4) Carpools – Your attendees will likely thank you for this one. With the price of gas always a concern for travelers, why not encourage or help facilitate carpools? This doesn’t have to be a hassle. You can use a discussion board or Facebook page to allow attendees to organize their own carpools. They may also be more likely to attend if their own travel costs are diminished. I know this is especially true of young people who report they are more likely to refrain from driving both for environmental and financial reasons (ZipCar Study).
5) Eliminate the Plastic – Plastic water bottles are expensive. Plastic water bottles are wasteful. This is an easy one. Ask your facilities to provide glasses and pitchers of water instead of bottles. Those plastic water bottles take hundreds of years to decompose AND they are costing you money!

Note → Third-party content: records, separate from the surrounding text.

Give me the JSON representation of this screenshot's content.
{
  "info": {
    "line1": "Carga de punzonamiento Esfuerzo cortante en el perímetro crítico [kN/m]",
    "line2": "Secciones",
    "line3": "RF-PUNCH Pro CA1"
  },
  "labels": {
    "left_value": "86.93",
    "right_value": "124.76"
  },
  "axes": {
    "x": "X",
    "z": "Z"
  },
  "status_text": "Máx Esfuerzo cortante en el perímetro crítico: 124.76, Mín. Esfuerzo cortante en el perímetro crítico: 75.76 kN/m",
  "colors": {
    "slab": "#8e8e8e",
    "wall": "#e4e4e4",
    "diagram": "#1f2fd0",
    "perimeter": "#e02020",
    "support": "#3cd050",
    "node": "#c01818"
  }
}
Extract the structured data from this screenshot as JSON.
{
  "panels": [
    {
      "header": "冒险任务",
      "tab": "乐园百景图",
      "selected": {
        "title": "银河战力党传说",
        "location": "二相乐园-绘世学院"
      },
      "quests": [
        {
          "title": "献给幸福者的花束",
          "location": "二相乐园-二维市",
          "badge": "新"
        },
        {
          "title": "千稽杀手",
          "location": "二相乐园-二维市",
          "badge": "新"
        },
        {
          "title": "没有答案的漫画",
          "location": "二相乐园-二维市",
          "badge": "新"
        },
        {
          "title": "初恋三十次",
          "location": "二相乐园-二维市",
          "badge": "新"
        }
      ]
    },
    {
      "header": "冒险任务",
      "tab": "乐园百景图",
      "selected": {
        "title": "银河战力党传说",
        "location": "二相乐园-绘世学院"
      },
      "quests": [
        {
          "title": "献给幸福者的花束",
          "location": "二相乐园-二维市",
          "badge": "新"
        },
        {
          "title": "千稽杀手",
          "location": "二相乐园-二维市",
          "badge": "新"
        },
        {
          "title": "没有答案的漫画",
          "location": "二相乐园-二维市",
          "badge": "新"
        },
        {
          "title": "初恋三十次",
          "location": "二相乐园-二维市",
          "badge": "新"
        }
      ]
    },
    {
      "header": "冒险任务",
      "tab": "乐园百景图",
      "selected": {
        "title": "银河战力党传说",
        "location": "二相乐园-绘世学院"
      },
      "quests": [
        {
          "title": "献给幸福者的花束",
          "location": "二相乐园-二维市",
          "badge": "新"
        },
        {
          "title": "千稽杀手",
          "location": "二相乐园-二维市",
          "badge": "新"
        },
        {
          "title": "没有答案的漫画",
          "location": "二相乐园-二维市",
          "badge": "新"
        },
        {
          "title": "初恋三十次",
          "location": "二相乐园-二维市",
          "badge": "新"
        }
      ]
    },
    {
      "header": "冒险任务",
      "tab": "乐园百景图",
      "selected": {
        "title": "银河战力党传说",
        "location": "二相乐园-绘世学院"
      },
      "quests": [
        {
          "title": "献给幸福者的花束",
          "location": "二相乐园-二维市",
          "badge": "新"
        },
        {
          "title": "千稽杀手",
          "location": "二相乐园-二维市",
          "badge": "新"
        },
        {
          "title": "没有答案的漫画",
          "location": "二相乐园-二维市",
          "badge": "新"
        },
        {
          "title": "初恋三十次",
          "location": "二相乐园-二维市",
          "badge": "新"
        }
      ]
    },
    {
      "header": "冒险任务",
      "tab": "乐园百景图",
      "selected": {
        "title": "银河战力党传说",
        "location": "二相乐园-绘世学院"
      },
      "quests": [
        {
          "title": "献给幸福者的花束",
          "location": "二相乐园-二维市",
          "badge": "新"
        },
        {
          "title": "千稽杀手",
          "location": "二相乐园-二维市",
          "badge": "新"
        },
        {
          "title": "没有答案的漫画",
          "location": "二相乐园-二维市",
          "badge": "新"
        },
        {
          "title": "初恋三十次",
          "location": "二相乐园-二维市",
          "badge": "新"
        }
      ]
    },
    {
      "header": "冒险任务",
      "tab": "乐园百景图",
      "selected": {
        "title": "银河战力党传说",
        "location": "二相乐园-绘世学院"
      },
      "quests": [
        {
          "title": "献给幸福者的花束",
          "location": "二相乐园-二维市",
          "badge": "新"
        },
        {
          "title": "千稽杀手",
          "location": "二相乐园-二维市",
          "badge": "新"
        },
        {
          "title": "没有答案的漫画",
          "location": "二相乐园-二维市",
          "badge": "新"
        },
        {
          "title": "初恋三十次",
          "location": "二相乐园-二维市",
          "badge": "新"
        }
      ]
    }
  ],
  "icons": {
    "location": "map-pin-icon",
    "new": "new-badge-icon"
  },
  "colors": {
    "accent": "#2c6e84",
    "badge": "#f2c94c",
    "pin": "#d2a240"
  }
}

6) Take Back What People Don’t Want – You know those name badge holders that are often given out at conferences? Your attendees are probably not taking them home and treasuring them. In fact, if they are anything like me, they pitch them as soon as they get the opportunity. Much like the 3-D glasses that you are asked to return after a movie, those name badge holders aren’t especially useful after the event. So, why not place a box out on the last day of an event where attendees can deposit their badge as they are leaving? You’ll save money by reusing the supplies. The holders won’t wind up in the trash. And, attendees won’t have to try and figure out what to do with another lanyard…
7) Use Real Plates, Silverware, and Napkins – Eliminate waste from plastic ware, pop cans, paper napkins, and paper plates by checking with your venue to see if they can use real and reusable tableware. Not only is this a sustainable solution…but it’s just pleasant. There is nothing nicer than sitting down to a wonderful meal with beautiful shining china and knowing you don’t have to wash a single dish! Your attendees will feel right at home while you do your part to help the environment.
8) Local Giveaway – A lot of conferences provide some sort of giveaway to attendees. I attended one recently where I was given a mouse pad. My husband attended one where he received a mini flashlight. While the thought was certainly nice, neither of these items was great quality and as a result, got little actual use. If you attend a lot of conferences, you likely have received your own, equally useless collection of cheap, plastic giveaway items. Instead of selecting a standard giveaway from a catalog, why not try some local item/food that is unique to that area? It will make a far bigger impression on attendees and be far more environmentally friendly. In Springfield, Illinois, we have a little popcorn shop that makes specialty popcorn. A small bag of their popcorn would be an ideal giveaway for a conference held in Springfield.
9) Check with Your Facilities – Let your venue know that you are making an effort to be more sustainable. It’s likely that they will have some of their own suggestions/methods for greening the event. For example, some facilities tell guests who are staying more than one night to indicate whether or not they need their linens changed each night. This mean less water and energy go into laundering bed linens.
10) Tell Your Attendees – Let your attendees know what you are up to. Not only will they be more likely to recycle if they know that it is part of a larger plan, they may take some of your methods back to their own offices. Likewise, they may have some of their own tips that you can incorporate into next year’s event.